**What you will do**
The full listing, exactly as written and with no images, is the expected output.

**Supplied records**
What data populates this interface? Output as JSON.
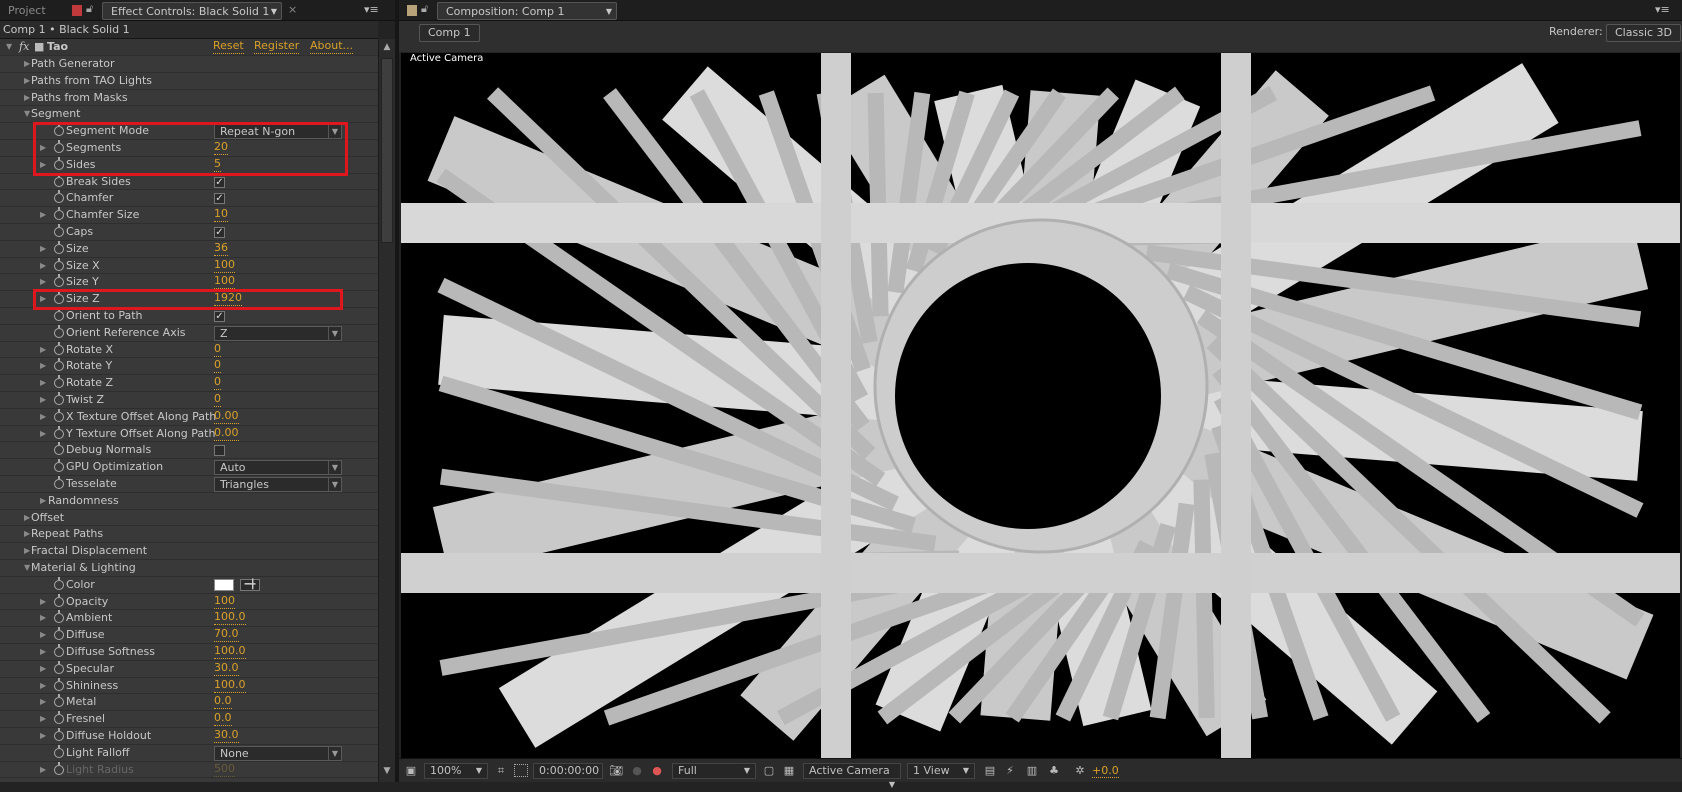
{
  "left_tabs": {
    "project": "Project",
    "effect_controls": "Effect Controls: Black Solid 1"
  },
  "breadcrumb": "Comp 1 • Black Solid 1",
  "effect": {
    "fx": "fx",
    "name": "Tao",
    "reset": "Reset",
    "register": "Register",
    "about": "About..."
  },
  "rows": [
    {
      "label": "Path Generator",
      "level": 1,
      "twirl": "closed"
    },
    {
      "label": "Paths from TAO Lights",
      "level": 1,
      "twirl": "closed"
    },
    {
      "label": "Paths from Masks",
      "level": 1,
      "twirl": "closed"
    },
    {
      "label": "Segment",
      "level": 1,
      "twirl": "open"
    },
    {
      "label": "Segment Mode",
      "level": 2,
      "twirl": "none",
      "dropdown": "Repeat N-gon"
    },
    {
      "label": "Segments",
      "level": 2,
      "twirl": "closed",
      "value": "20"
    },
    {
      "label": "Sides",
      "level": 2,
      "twirl": "closed",
      "value": "5"
    },
    {
      "label": "Break Sides",
      "level": 2,
      "twirl": "none",
      "checkbox": true
    },
    {
      "label": "Chamfer",
      "level": 2,
      "twirl": "none",
      "checkbox": true
    },
    {
      "label": "Chamfer Size",
      "level": 2,
      "twirl": "closed",
      "value": "10"
    },
    {
      "label": "Caps",
      "level": 2,
      "twirl": "none",
      "checkbox": true
    },
    {
      "label": "Size",
      "level": 2,
      "twirl": "closed",
      "value": "36"
    },
    {
      "label": "Size X",
      "level": 2,
      "twirl": "closed",
      "value": "100"
    },
    {
      "label": "Size Y",
      "level": 2,
      "twirl": "closed",
      "value": "100"
    },
    {
      "label": "Size Z",
      "level": 2,
      "twirl": "closed",
      "value": "1920"
    },
    {
      "label": "Orient to Path",
      "level": 2,
      "twirl": "none",
      "checkbox": true
    },
    {
      "label": "Orient Reference Axis",
      "level": 2,
      "twirl": "none",
      "dropdown": "Z"
    },
    {
      "label": "Rotate X",
      "level": 2,
      "twirl": "closed",
      "value": "0"
    },
    {
      "label": "Rotate Y",
      "level": 2,
      "twirl": "closed",
      "value": "0"
    },
    {
      "label": "Rotate Z",
      "level": 2,
      "twirl": "closed",
      "value": "0"
    },
    {
      "label": "Twist Z",
      "level": 2,
      "twirl": "closed",
      "value": "0"
    },
    {
      "label": "X Texture Offset Along Path",
      "level": 2,
      "twirl": "closed",
      "value": "0.00"
    },
    {
      "label": "Y Texture Offset Along Path",
      "level": 2,
      "twirl": "closed",
      "value": "0.00"
    },
    {
      "label": "Debug Normals",
      "level": 2,
      "twirl": "none",
      "checkbox": false
    },
    {
      "label": "GPU Optimization",
      "level": 2,
      "twirl": "none",
      "dropdown": "Auto"
    },
    {
      "label": "Tesselate",
      "level": 2,
      "twirl": "none",
      "dropdown": "Triangles"
    },
    {
      "label": "Randomness",
      "level": 3,
      "twirl": "closed"
    },
    {
      "label": "Offset",
      "level": 1,
      "twirl": "closed"
    },
    {
      "label": "Repeat Paths",
      "level": 1,
      "twirl": "closed"
    },
    {
      "label": "Fractal Displacement",
      "level": 1,
      "twirl": "closed"
    },
    {
      "label": "Material & Lighting",
      "level": 1,
      "twirl": "open"
    },
    {
      "label": "Color",
      "level": 2,
      "twirl": "none",
      "color": "#ffffff"
    },
    {
      "label": "Opacity",
      "level": 2,
      "twirl": "closed",
      "value": "100"
    },
    {
      "label": "Ambient",
      "level": 2,
      "twirl": "closed",
      "value": "100.0"
    },
    {
      "label": "Diffuse",
      "level": 2,
      "twirl": "closed",
      "value": "70.0"
    },
    {
      "label": "Diffuse Softness",
      "level": 2,
      "twirl": "closed",
      "value": "100.0"
    },
    {
      "label": "Specular",
      "level": 2,
      "twirl": "closed",
      "value": "30.0"
    },
    {
      "label": "Shininess",
      "level": 2,
      "twirl": "closed",
      "value": "100.0"
    },
    {
      "label": "Metal",
      "level": 2,
      "twirl": "closed",
      "value": "0.0"
    },
    {
      "label": "Fresnel",
      "level": 2,
      "twirl": "closed",
      "value": "0.0"
    },
    {
      "label": "Diffuse Holdout",
      "level": 2,
      "twirl": "closed",
      "value": "30.0"
    },
    {
      "label": "Light Falloff",
      "level": 2,
      "twirl": "none",
      "dropdown": "None"
    },
    {
      "label": "Light Radius",
      "level": 2,
      "twirl": "closed",
      "value": "500",
      "dim": true
    }
  ],
  "comp": {
    "tab": "Composition: Comp 1",
    "comp_button": "Comp 1",
    "renderer_label": "Renderer:",
    "renderer": "Classic 3D",
    "viewer_label": "Active Camera"
  },
  "toolbar": {
    "zoom": "100%",
    "timecode": "0:00:00:00",
    "resolution": "Full",
    "camera": "Active Camera",
    "views": "1 View",
    "exposure": "+0.0"
  },
  "colors": {
    "highlight": "#e0161e",
    "accent": "#d9a12a"
  }
}
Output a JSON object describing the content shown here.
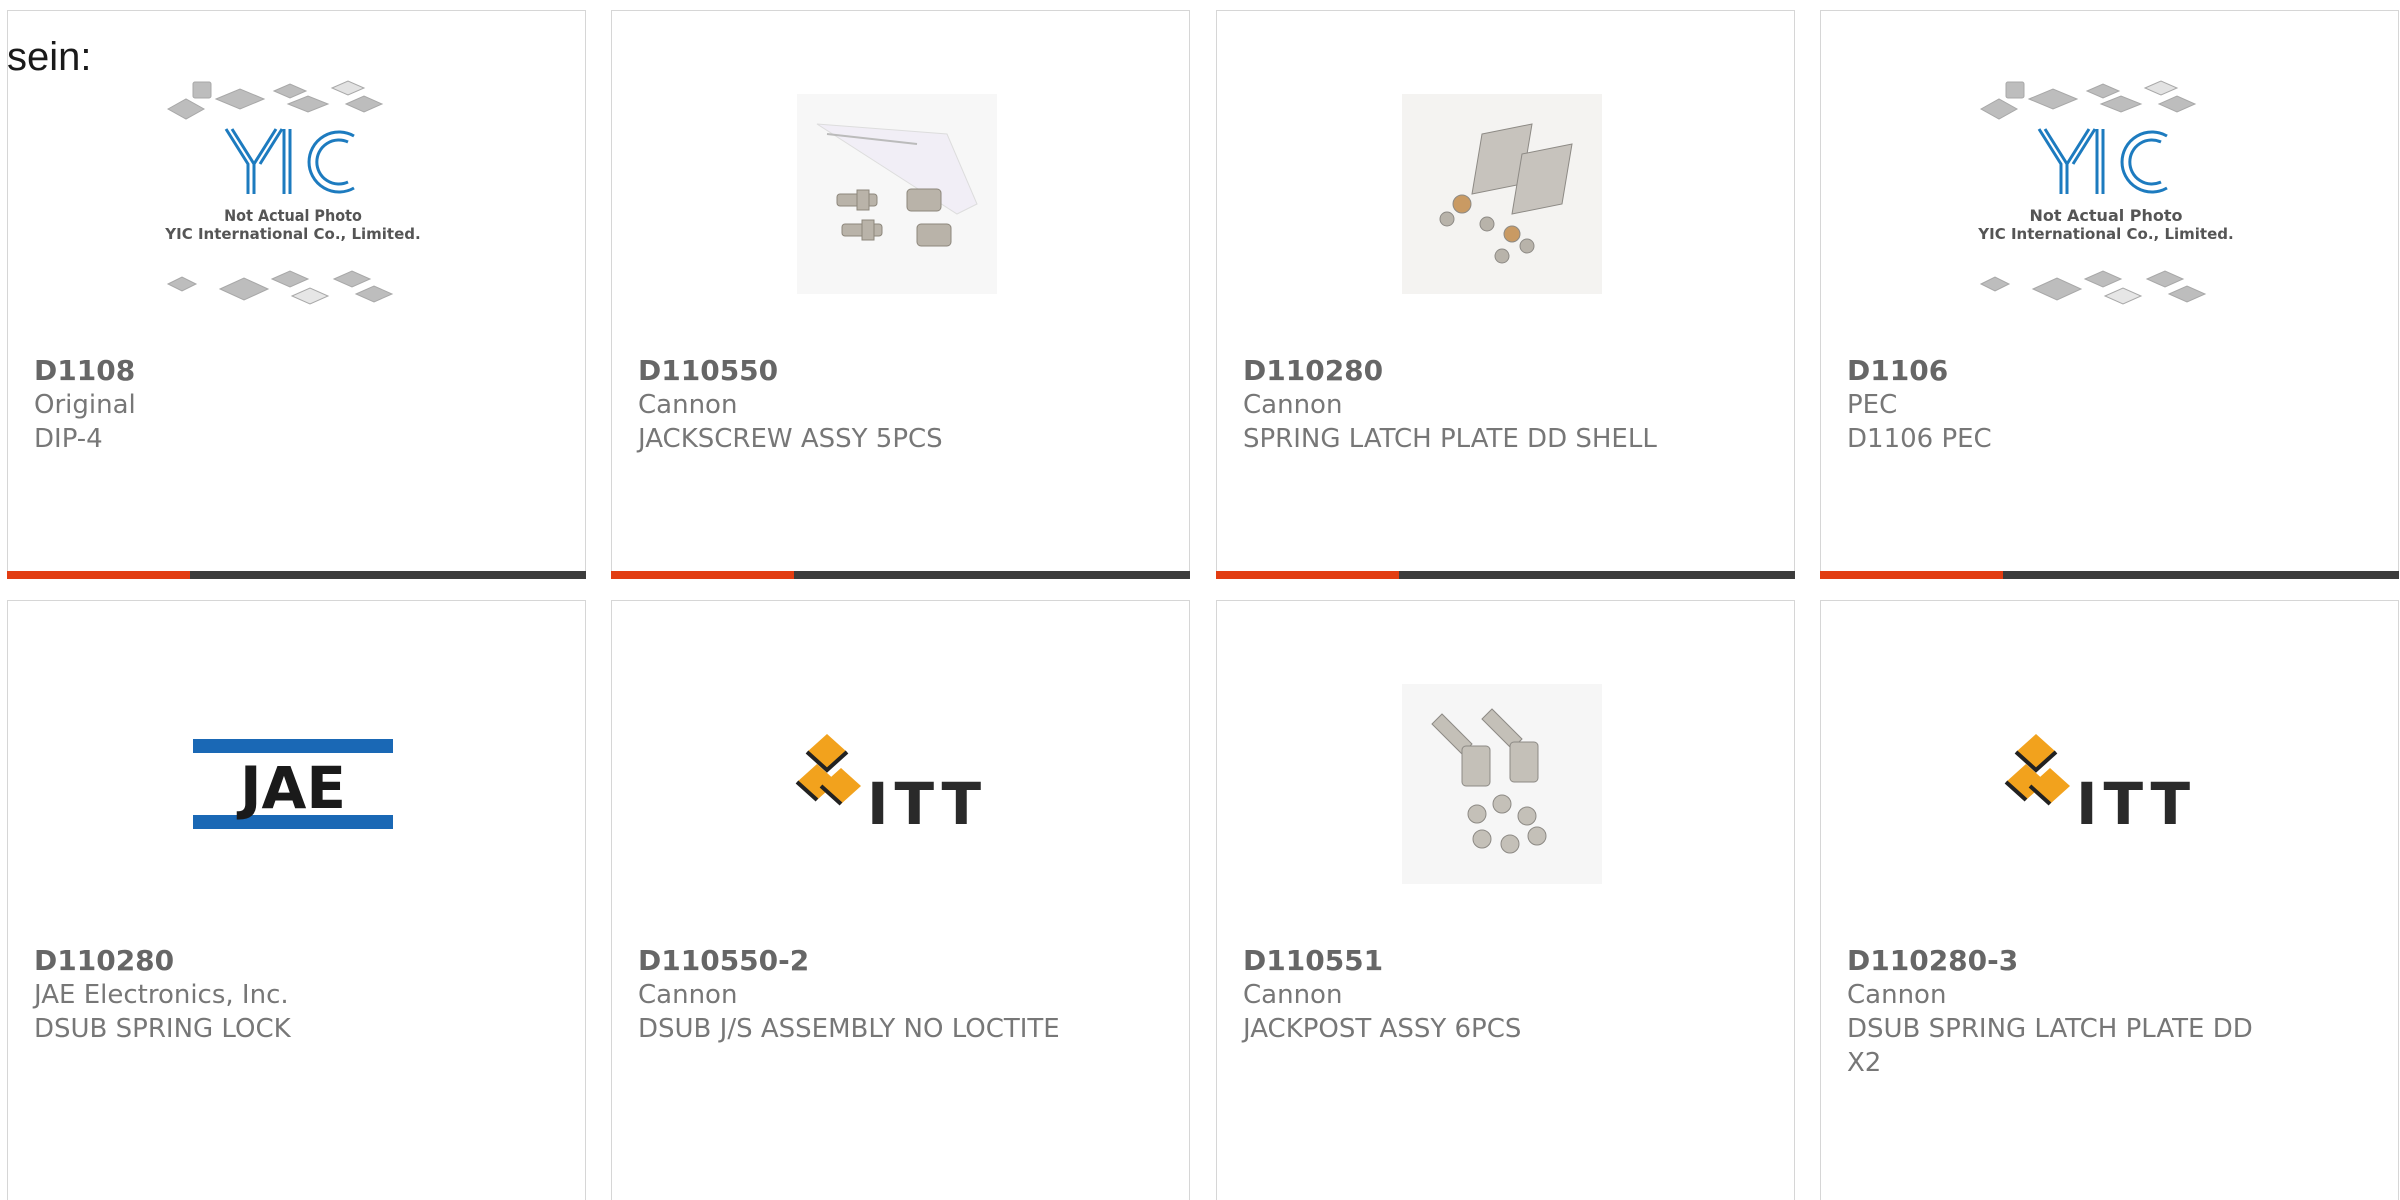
{
  "heading": "sein:",
  "colors": {
    "accent": "#e23d12",
    "bar": "#3c3c3c",
    "itt_orange": "#f2a21d",
    "jae_blue": "#1a68b5"
  },
  "products": [
    {
      "part": "D1108",
      "manufacturer": "Original",
      "description": "DIP-4",
      "image": "yic-placeholder",
      "photo_caption_1": "Not Actual Photo",
      "photo_caption_2": "YIC International Co., Limited.",
      "logo_text": "YIC"
    },
    {
      "part": "D110550",
      "manufacturer": "Cannon",
      "description": "JACKSCREW ASSY 5PCS",
      "image": "jackscrew-photo"
    },
    {
      "part": "D110280",
      "manufacturer": "Cannon",
      "description": "SPRING LATCH PLATE DD SHELL",
      "image": "latch-plate-photo"
    },
    {
      "part": "D1106",
      "manufacturer": "PEC",
      "description": "D1106 PEC",
      "image": "yic-placeholder",
      "photo_caption_1": "Not Actual Photo",
      "photo_caption_2": "YIC International Co., Limited.",
      "logo_text": "YIC"
    },
    {
      "part": "D110280",
      "manufacturer": "JAE Electronics, Inc.",
      "description": "DSUB SPRING LOCK",
      "image": "jae-logo",
      "logo_text": "JAE"
    },
    {
      "part": "D110550-2",
      "manufacturer": "Cannon",
      "description": "DSUB J/S ASSEMBLY NO LOCTITE",
      "image": "itt-logo",
      "logo_text": "ITT"
    },
    {
      "part": "D110551",
      "manufacturer": "Cannon",
      "description": "JACKPOST ASSY 6PCS",
      "image": "jackpost-photo"
    },
    {
      "part": "D110280-3",
      "manufacturer": "Cannon",
      "description": "DSUB SPRING LATCH PLATE DD X2",
      "image": "itt-logo",
      "logo_text": "ITT"
    }
  ]
}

**Response below**
What data populates this interface? Output as JSON.
{
  "left_tabs": {
    "project": "Project",
    "effect_controls": "Effect Controls: Black Solid 1"
  },
  "breadcrumb": "Comp 1 • Black Solid 1",
  "effect": {
    "fx": "fx",
    "name": "Tao",
    "reset": "Reset",
    "register": "Register",
    "about": "About..."
  },
  "rows": [
    {
      "label": "Path Generator",
      "level": 1,
      "twirl": "closed"
    },
    {
      "label": "Paths from TAO Lights",
      "level": 1,
      "twirl": "closed"
    },
    {
      "label": "Paths from Masks",
      "level": 1,
      "twirl": "closed"
    },
    {
      "label": "Segment",
      "level": 1,
      "twirl": "open"
    },
    {
      "label": "Segment Mode",
      "level": 2,
      "twirl": "none",
      "dropdown": "Repeat N-gon"
    },
    {
      "label": "Segments",
      "level": 2,
      "twirl": "closed",
      "value": "20"
    },
    {
      "label": "Sides",
      "level": 2,
      "twirl": "closed",
      "value": "5"
    },
    {
      "label": "Break Sides",
      "level": 2,
      "twirl": "none",
      "checkbox": true
    },
    {
      "label": "Chamfer",
      "level": 2,
      "twirl": "none",
      "checkbox": true
    },
    {
      "label": "Chamfer Size",
      "level": 2,
      "twirl": "closed",
      "value": "10"
    },
    {
      "label": "Caps",
      "level": 2,
      "twirl": "none",
      "checkbox": true
    },
    {
      "label": "Size",
      "level": 2,
      "twirl": "closed",
      "value": "36"
    },
    {
      "label": "Size X",
      "level": 2,
      "twirl": "closed",
      "value": "100"
    },
    {
      "label": "Size Y",
      "level": 2,
      "twirl": "closed",
      "value": "100"
    },
    {
      "label": "Size Z",
      "level": 2,
      "twirl": "closed",
      "value": "1920"
    },
    {
      "label": "Orient to Path",
      "level": 2,
      "twirl": "none",
      "checkbox": true
    },
    {
      "label": "Orient Reference Axis",
      "level": 2,
      "twirl": "none",
      "dropdown": "Z"
    },
    {
      "label": "Rotate X",
      "level": 2,
      "twirl": "closed",
      "value": "0"
    },
    {
      "label": "Rotate Y",
      "level": 2,
      "twirl": "closed",
      "value": "0"
    },
    {
      "label": "Rotate Z",
      "level": 2,
      "twirl": "closed",
      "value": "0"
    },
    {
      "label": "Twist Z",
      "level": 2,
      "twirl": "closed",
      "value": "0"
    },
    {
      "label": "X Texture Offset Along Path",
      "level": 2,
      "twirl": "closed",
      "value": "0.00"
    },
    {
      "label": "Y Texture Offset Along Path",
      "level": 2,
      "twirl": "closed",
      "value": "0.00"
    },
    {
      "label": "Debug Normals",
      "level": 2,
      "twirl": "none",
      "checkbox": false
    },
    {
      "label": "GPU Optimization",
      "level": 2,
      "twirl": "none",
      "dropdown": "Auto"
    },
    {
      "label": "Tesselate",
      "level": 2,
      "twirl": "none",
      "dropdown": "Triangles"
    },
    {
      "label": "Randomness",
      "level": 3,
      "twirl": "closed"
    },
    {
      "label": "Offset",
      "level": 1,
      "twirl": "closed"
    },
    {
      "label": "Repeat Paths",
      "level": 1,
      "twirl": "closed"
    },
    {
      "label": "Fractal Displacement",
      "level": 1,
      "twirl": "closed"
    },
    {
      "label": "Material & Lighting",
      "level": 1,
      "twirl": "open"
    },
    {
      "label": "Color",
      "level": 2,
      "twirl": "none",
      "color": "#ffffff"
    },
    {
      "label": "Opacity",
      "level": 2,
      "twirl": "closed",
      "value": "100"
    },
    {
      "label": "Ambient",
      "level": 2,
      "twirl": "closed",
      "value": "100.0"
    },
    {
      "label": "Diffuse",
      "level": 2,
      "twirl": "closed",
      "value": "70.0"
    },
    {
      "label": "Diffuse Softness",
      "level": 2,
      "twirl": "closed",
      "value": "100.0"
    },
    {
      "label": "Specular",
      "level": 2,
      "twirl": "closed",
      "value": "30.0"
    },
    {
      "label": "Shininess",
      "level": 2,
      "twirl": "closed",
      "value": "100.0"
    },
    {
      "label": "Metal",
      "level": 2,
      "twirl": "closed",
      "value": "0.0"
    },
    {
      "label": "Fresnel",
      "level": 2,
      "twirl": "closed",
      "value": "0.0"
    },
    {
      "label": "Diffuse Holdout",
      "level": 2,
      "twirl": "closed",
      "value": "30.0"
    },
    {
      "label": "Light Falloff",
      "level": 2,
      "twirl": "none",
      "dropdown": "None"
    },
    {
      "label": "Light Radius",
      "level": 2,
      "twirl": "closed",
      "value": "500",
      "dim": true
    }
  ],
  "comp": {
    "tab": "Composition: Comp 1",
    "comp_button": "Comp 1",
    "renderer_label": "Renderer:",
    "renderer": "Classic 3D",
    "viewer_label": "Active Camera"
  },
  "toolbar": {
    "zoom": "100%",
    "timecode": "0:00:00:00",
    "resolution": "Full",
    "camera": "Active Camera",
    "views": "1 View",
    "exposure": "+0.0"
  },
  "colors": {
    "highlight": "#e0161e",
    "accent": "#d9a12a"
  }
}
Output a JSON object describing the content shown here.
{
  "heading": "sein:",
  "colors": {
    "accent": "#e23d12",
    "bar": "#3c3c3c",
    "itt_orange": "#f2a21d",
    "jae_blue": "#1a68b5"
  },
  "products": [
    {
      "part": "D1108",
      "manufacturer": "Original",
      "description": "DIP-4",
      "image": "yic-placeholder",
      "photo_caption_1": "Not Actual Photo",
      "photo_caption_2": "YIC International Co., Limited.",
      "logo_text": "YIC"
    },
    {
      "part": "D110550",
      "manufacturer": "Cannon",
      "description": "JACKSCREW ASSY 5PCS",
      "image": "jackscrew-photo"
    },
    {
      "part": "D110280",
      "manufacturer": "Cannon",
      "description": "SPRING LATCH PLATE DD SHELL",
      "image": "latch-plate-photo"
    },
    {
      "part": "D1106",
      "manufacturer": "PEC",
      "description": "D1106 PEC",
      "image": "yic-placeholder",
      "photo_caption_1": "Not Actual Photo",
      "photo_caption_2": "YIC International Co., Limited.",
      "logo_text": "YIC"
    },
    {
      "part": "D110280",
      "manufacturer": "JAE Electronics, Inc.",
      "description": "DSUB SPRING LOCK",
      "image": "jae-logo",
      "logo_text": "JAE"
    },
    {
      "part": "D110550-2",
      "manufacturer": "Cannon",
      "description": "DSUB J/S ASSEMBLY NO LOCTITE",
      "image": "itt-logo",
      "logo_text": "ITT"
    },
    {
      "part": "D110551",
      "manufacturer": "Cannon",
      "description": "JACKPOST ASSY 6PCS",
      "image": "jackpost-photo"
    },
    {
      "part": "D110280-3",
      "manufacturer": "Cannon",
      "description": "DSUB SPRING LATCH PLATE DD X2",
      "image": "itt-logo",
      "logo_text": "ITT"
    }
  ]
}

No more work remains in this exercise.